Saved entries

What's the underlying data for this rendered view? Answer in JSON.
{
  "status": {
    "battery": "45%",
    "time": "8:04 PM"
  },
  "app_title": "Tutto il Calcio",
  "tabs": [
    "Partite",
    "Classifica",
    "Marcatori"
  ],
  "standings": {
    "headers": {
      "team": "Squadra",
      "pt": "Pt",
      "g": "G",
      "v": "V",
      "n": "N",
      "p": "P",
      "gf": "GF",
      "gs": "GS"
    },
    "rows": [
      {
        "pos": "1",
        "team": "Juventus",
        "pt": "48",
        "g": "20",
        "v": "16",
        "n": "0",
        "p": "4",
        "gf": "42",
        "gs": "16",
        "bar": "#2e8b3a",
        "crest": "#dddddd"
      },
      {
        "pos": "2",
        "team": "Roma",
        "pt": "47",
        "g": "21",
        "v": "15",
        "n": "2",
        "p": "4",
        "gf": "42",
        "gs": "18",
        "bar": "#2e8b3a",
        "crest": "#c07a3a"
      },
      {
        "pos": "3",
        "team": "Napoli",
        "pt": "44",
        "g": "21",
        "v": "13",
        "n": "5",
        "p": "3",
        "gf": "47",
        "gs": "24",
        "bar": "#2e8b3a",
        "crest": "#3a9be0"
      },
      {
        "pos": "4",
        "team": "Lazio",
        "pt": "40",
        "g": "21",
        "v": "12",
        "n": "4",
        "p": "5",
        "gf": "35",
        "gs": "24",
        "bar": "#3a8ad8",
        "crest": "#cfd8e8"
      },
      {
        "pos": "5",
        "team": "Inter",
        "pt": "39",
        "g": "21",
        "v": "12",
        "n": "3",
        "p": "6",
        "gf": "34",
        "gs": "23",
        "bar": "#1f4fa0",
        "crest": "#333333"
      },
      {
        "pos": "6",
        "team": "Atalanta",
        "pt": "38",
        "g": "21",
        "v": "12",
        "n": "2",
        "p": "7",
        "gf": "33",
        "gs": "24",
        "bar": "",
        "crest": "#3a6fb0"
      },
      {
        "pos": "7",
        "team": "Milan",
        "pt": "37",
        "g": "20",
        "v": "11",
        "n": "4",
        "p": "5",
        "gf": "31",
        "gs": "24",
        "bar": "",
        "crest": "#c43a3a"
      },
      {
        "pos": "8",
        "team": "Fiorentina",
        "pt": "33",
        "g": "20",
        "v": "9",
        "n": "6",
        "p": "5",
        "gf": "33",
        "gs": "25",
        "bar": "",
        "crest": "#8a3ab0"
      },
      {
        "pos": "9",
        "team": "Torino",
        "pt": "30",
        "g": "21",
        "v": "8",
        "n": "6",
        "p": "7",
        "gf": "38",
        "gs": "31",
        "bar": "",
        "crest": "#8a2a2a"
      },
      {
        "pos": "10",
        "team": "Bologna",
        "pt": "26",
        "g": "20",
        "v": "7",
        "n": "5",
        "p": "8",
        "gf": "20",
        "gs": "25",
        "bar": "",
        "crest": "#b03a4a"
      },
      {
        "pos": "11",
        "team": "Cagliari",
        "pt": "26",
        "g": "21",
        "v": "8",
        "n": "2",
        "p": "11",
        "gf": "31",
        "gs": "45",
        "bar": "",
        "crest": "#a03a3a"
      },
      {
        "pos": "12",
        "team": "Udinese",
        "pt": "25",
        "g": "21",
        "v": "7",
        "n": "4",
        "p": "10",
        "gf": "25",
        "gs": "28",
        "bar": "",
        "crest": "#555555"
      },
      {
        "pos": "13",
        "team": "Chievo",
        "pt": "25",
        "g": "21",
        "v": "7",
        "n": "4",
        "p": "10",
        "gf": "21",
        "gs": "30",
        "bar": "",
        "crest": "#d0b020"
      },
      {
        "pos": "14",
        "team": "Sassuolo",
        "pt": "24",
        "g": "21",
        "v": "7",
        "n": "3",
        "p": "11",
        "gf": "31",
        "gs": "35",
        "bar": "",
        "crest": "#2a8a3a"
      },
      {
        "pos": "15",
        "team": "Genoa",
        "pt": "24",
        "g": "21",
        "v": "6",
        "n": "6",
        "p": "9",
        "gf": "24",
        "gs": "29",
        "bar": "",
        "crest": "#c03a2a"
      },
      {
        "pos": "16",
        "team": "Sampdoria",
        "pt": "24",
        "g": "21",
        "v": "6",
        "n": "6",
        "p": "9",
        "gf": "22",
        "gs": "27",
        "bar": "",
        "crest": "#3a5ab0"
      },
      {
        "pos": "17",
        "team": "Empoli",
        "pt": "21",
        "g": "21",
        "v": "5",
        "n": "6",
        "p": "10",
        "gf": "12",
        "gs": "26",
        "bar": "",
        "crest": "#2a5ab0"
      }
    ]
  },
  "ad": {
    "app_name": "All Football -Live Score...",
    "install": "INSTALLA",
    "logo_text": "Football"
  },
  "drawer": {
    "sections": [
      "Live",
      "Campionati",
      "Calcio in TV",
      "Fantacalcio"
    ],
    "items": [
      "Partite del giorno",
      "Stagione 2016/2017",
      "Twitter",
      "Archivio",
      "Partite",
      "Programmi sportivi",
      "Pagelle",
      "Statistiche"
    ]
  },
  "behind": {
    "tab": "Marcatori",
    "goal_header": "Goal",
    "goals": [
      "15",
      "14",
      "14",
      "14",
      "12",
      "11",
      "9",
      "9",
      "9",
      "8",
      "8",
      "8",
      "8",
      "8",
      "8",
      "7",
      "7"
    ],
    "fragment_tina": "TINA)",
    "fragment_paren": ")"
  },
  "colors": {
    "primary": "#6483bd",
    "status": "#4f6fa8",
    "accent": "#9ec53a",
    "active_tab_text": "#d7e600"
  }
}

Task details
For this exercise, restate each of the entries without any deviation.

Written reply
What's the underlying data for this rendered view? Answer in JSON.
{
  "status": {
    "battery": "45%",
    "time": "8:04 PM"
  },
  "app_title": "Tutto il Calcio",
  "tabs": [
    "Partite",
    "Classifica",
    "Marcatori"
  ],
  "standings": {
    "headers": {
      "team": "Squadra",
      "pt": "Pt",
      "g": "G",
      "v": "V",
      "n": "N",
      "p": "P",
      "gf": "GF",
      "gs": "GS"
    },
    "rows": [
      {
        "pos": "1",
        "team": "Juventus",
        "pt": "48",
        "g": "20",
        "v": "16",
        "n": "0",
        "p": "4",
        "gf": "42",
        "gs": "16",
        "bar": "#2e8b3a",
        "crest": "#dddddd"
      },
      {
        "pos": "2",
        "team": "Roma",
        "pt": "47",
        "g": "21",
        "v": "15",
        "n": "2",
        "p": "4",
        "gf": "42",
        "gs": "18",
        "bar": "#2e8b3a",
        "crest": "#c07a3a"
      },
      {
        "pos": "3",
        "team": "Napoli",
        "pt": "44",
        "g": "21",
        "v": "13",
        "n": "5",
        "p": "3",
        "gf": "47",
        "gs": "24",
        "bar": "#2e8b3a",
        "crest": "#3a9be0"
      },
      {
        "pos": "4",
        "team": "Lazio",
        "pt": "40",
        "g": "21",
        "v": "12",
        "n": "4",
        "p": "5",
        "gf": "35",
        "gs": "24",
        "bar": "#3a8ad8",
        "crest": "#cfd8e8"
      },
      {
        "pos": "5",
        "team": "Inter",
        "pt": "39",
        "g": "21",
        "v": "12",
        "n": "3",
        "p": "6",
        "gf": "34",
        "gs": "23",
        "bar": "#1f4fa0",
        "crest": "#333333"
      },
      {
        "pos": "6",
        "team": "Atalanta",
        "pt": "38",
        "g": "21",
        "v": "12",
        "n": "2",
        "p": "7",
        "gf": "33",
        "gs": "24",
        "bar": "",
        "crest": "#3a6fb0"
      },
      {
        "pos": "7",
        "team": "Milan",
        "pt": "37",
        "g": "20",
        "v": "11",
        "n": "4",
        "p": "5",
        "gf": "31",
        "gs": "24",
        "bar": "",
        "crest": "#c43a3a"
      },
      {
        "pos": "8",
        "team": "Fiorentina",
        "pt": "33",
        "g": "20",
        "v": "9",
        "n": "6",
        "p": "5",
        "gf": "33",
        "gs": "25",
        "bar": "",
        "crest": "#8a3ab0"
      },
      {
        "pos": "9",
        "team": "Torino",
        "pt": "30",
        "g": "21",
        "v": "8",
        "n": "6",
        "p": "7",
        "gf": "38",
        "gs": "31",
        "bar": "",
        "crest": "#8a2a2a"
      },
      {
        "pos": "10",
        "team": "Bologna",
        "pt": "26",
        "g": "20",
        "v": "7",
        "n": "5",
        "p": "8",
        "gf": "20",
        "gs": "25",
        "bar": "",
        "crest": "#b03a4a"
      },
      {
        "pos": "11",
        "team": "Cagliari",
        "pt": "26",
        "g": "21",
        "v": "8",
        "n": "2",
        "p": "11",
        "gf": "31",
        "gs": "45",
        "bar": "",
        "crest": "#a03a3a"
      },
      {
        "pos": "12",
        "team": "Udinese",
        "pt": "25",
        "g": "21",
        "v": "7",
        "n": "4",
        "p": "10",
        "gf": "25",
        "gs": "28",
        "bar": "",
        "crest": "#555555"
      },
      {
        "pos": "13",
        "team": "Chievo",
        "pt": "25",
        "g": "21",
        "v": "7",
        "n": "4",
        "p": "10",
        "gf": "21",
        "gs": "30",
        "bar": "",
        "crest": "#d0b020"
      },
      {
        "pos": "14",
        "team": "Sassuolo",
        "pt": "24",
        "g": "21",
        "v": "7",
        "n": "3",
        "p": "11",
        "gf": "31",
        "gs": "35",
        "bar": "",
        "crest": "#2a8a3a"
      },
      {
        "pos": "15",
        "team": "Genoa",
        "pt": "24",
        "g": "21",
        "v": "6",
        "n": "6",
        "p": "9",
        "gf": "24",
        "gs": "29",
        "bar": "",
        "crest": "#c03a2a"
      },
      {
        "pos": "16",
        "team": "Sampdoria",
        "pt": "24",
        "g": "21",
        "v": "6",
        "n": "6",
        "p": "9",
        "gf": "22",
        "gs": "27",
        "bar": "",
        "crest": "#3a5ab0"
      },
      {
        "pos": "17",
        "team": "Empoli",
        "pt": "21",
        "g": "21",
        "v": "5",
        "n": "6",
        "p": "10",
        "gf": "12",
        "gs": "26",
        "bar": "",
        "crest": "#2a5ab0"
      }
    ]
  },
  "ad": {
    "app_name": "All Football -Live Score...",
    "install": "INSTALLA",
    "logo_text": "Football"
  },
  "drawer": {
    "sections": [
      "Live",
      "Campionati",
      "Calcio in TV",
      "Fantacalcio"
    ],
    "items": [
      "Partite del giorno",
      "Stagione 2016/2017",
      "Twitter",
      "Archivio",
      "Partite",
      "Programmi sportivi",
      "Pagelle",
      "Statistiche"
    ]
  },
  "behind": {
    "tab": "Marcatori",
    "goal_header": "Goal",
    "goals": [
      "15",
      "14",
      "14",
      "14",
      "12",
      "11",
      "9",
      "9",
      "9",
      "8",
      "8",
      "8",
      "8",
      "8",
      "8",
      "7",
      "7"
    ],
    "fragment_tina": "TINA)",
    "fragment_paren": ")"
  },
  "colors": {
    "primary": "#6483bd",
    "status": "#4f6fa8",
    "accent": "#9ec53a",
    "active_tab_text": "#d7e600"
  }
}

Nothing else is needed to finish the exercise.